Directions for this task: Copy each line of the listing below where the word "value" turns up.

Source information:
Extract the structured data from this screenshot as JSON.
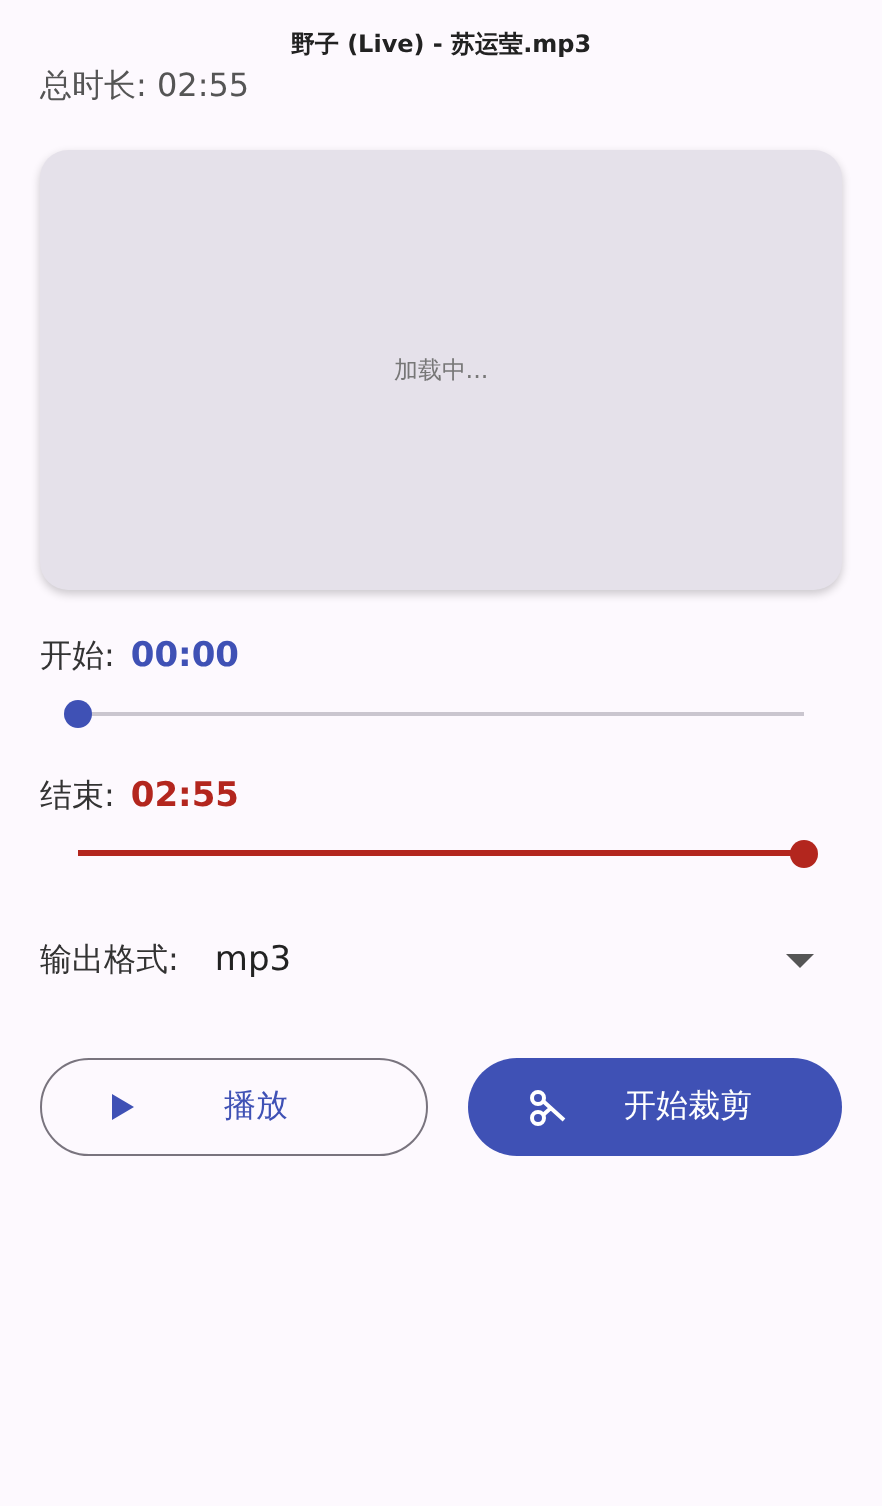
{
  "title": "野子 (Live) - 苏运莹.mp3",
  "total_duration": {
    "label": "总时长:",
    "value": "02:55"
  },
  "waveform": {
    "status": "加载中..."
  },
  "start": {
    "label": "开始:",
    "value": "00:00",
    "level": 0
  },
  "end": {
    "label": "结束:",
    "value": "02:55",
    "level": 1
  },
  "output_format": {
    "label": "输出格式:",
    "value": "mp3"
  },
  "buttons": [
    {
      "kind": "play",
      "label": "播放"
    },
    {
      "kind": "cut",
      "label": "开始裁剪"
    }
  ]
}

Answer to this problem:
    "value": "02:55"
    "value": "00:00",
    "value": "02:55",
    "value": "mp3"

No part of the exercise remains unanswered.